We exercise choice in almost every aspect of our lives - where we shop, how we dress, how we choose to spend our disposable income. Of course, choice is restricted by economic circumstances, but there is no evidence that state-imposed limitations on choice of public services diminish this.
An element of choice in state education can enable young people to escape from environments that are hostile to aspiration and educational achievement, such as the housing ghettos created after the Second World War. Authorities are rightly trying to remove these ghettos, by selective demolition and the introduction of new owner-occupied housing, but we have a long way to go.
Meanwhile, the right of a parent to seek a different educational environment for their child is socially positive and potentially infectious. Teachers know that educational success depends on good role models in school.
Neither Mr Peacock nor any other Labour politician has, to my knowledge, proposed to abolish the right of parents to make placing requests, including those across local authority borders. I have not heard any leading figure argue for the abolition of the specialist public sector music, dance and sports units and academies. Furthermore, Labour-controlled Glasgow and North Lanarkshire have plans for additional specialist provision, for example, in modern languages and vocational education at 16-18.
Choice and diversity will advance, but their advantages are not being punted or advertised by the educational establishment. To the extent that specialist local authority schools are not advertised, and the right of parents to make placing requests is played down, we ensure that the advantages of these provisions are likely to be confined to aspirational middle-class families.

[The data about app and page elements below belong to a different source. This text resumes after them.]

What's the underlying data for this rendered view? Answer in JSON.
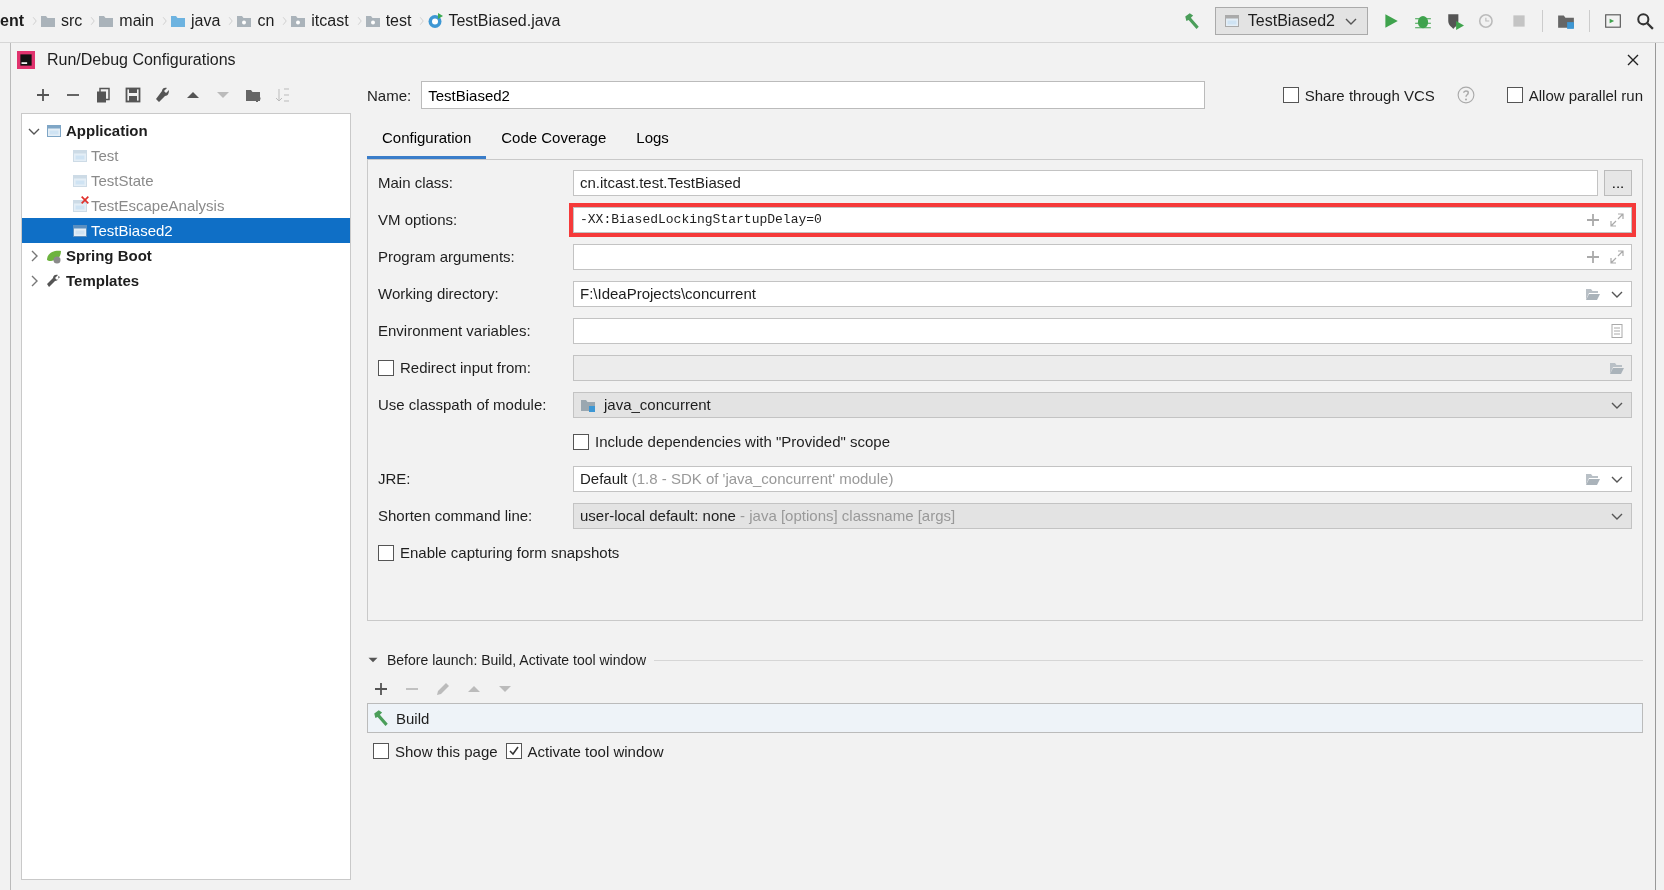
{
  "breadcrumbs": [
    {
      "label": "ent",
      "kind": "module"
    },
    {
      "label": "src",
      "kind": "folder"
    },
    {
      "label": "main",
      "kind": "folder"
    },
    {
      "label": "java",
      "kind": "source"
    },
    {
      "label": "cn",
      "kind": "package"
    },
    {
      "label": "itcast",
      "kind": "package"
    },
    {
      "label": "test",
      "kind": "package"
    },
    {
      "label": "TestBiased.java",
      "kind": "class"
    }
  ],
  "run_toolbar": {
    "configuration": "TestBiased2"
  },
  "dialog": {
    "title": "Run/Debug Configurations"
  },
  "tree": [
    {
      "label": "Application",
      "kind": "application",
      "expanded": true,
      "children": [
        {
          "label": "Test",
          "selected": false,
          "error": false
        },
        {
          "label": "TestState",
          "selected": false,
          "error": false
        },
        {
          "label": "TestEscapeAnalysis",
          "selected": false,
          "error": true
        },
        {
          "label": "TestBiased2",
          "selected": true,
          "error": false
        }
      ]
    },
    {
      "label": "Spring Boot",
      "kind": "spring",
      "expanded": false
    },
    {
      "label": "Templates",
      "kind": "templates",
      "expanded": false
    }
  ],
  "name": {
    "label": "Name:",
    "value": "TestBiased2"
  },
  "header_options": [
    {
      "kind": "checkbox",
      "label": "Share through VCS",
      "checked": false
    },
    {
      "kind": "help"
    },
    {
      "kind": "checkbox",
      "label": "Allow parallel run",
      "checked": false
    }
  ],
  "tabs": [
    {
      "label": "Configuration",
      "selected": true
    },
    {
      "label": "Code Coverage",
      "selected": false
    },
    {
      "label": "Logs",
      "selected": false
    }
  ],
  "fields": [
    {
      "kind": "text",
      "label": "Main class:",
      "value": "cn.itcast.test.TestBiased",
      "button": "...",
      "highlighted": false
    },
    {
      "kind": "expandable",
      "label": "VM options:",
      "value": "-XX:BiasedLockingStartupDelay=0",
      "highlighted": true
    },
    {
      "kind": "expandable",
      "label": "Program arguments:",
      "highlighted": false
    },
    {
      "kind": "path",
      "label": "Working directory:",
      "value": "F:\\IdeaProjects\\concurrent",
      "highlighted": false
    },
    {
      "kind": "env",
      "label": "Environment variables:",
      "highlighted": false
    },
    {
      "kind": "checkbox_path",
      "label": "Redirect input from:",
      "checked": false,
      "highlighted": false
    },
    {
      "kind": "module",
      "label": "Use classpath of module:",
      "value": "java_concurrent",
      "highlighted": false
    },
    {
      "kind": "option",
      "label": "Include dependencies with \"Provided\" scope",
      "checked": false,
      "highlighted": false
    },
    {
      "kind": "jre",
      "label": "JRE:",
      "value": "Default",
      "hint": "(1.8 - SDK of 'java_concurrent' module)",
      "highlighted": false
    },
    {
      "kind": "select",
      "label": "Shorten command line:",
      "value": "user-local default: none",
      "hint": "- java [options] classname [args]",
      "highlighted": false
    },
    {
      "kind": "checkbox",
      "label": "Enable capturing form snapshots",
      "checked": false,
      "highlighted": false
    }
  ],
  "before_launch": {
    "title": "Before launch: Build, Activate tool window",
    "expanded": true,
    "tasks": [
      {
        "label": "Build"
      }
    ]
  },
  "launch_options": [
    {
      "label": "Show this page",
      "checked": false
    },
    {
      "label": "Activate tool window",
      "checked": true
    }
  ]
}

Let's remove the political blockage that prevents initiatives of this kind from coming to the notice of the families and the children that would most benefit from them.
Fred Forrester, North Larches, Dunfermline.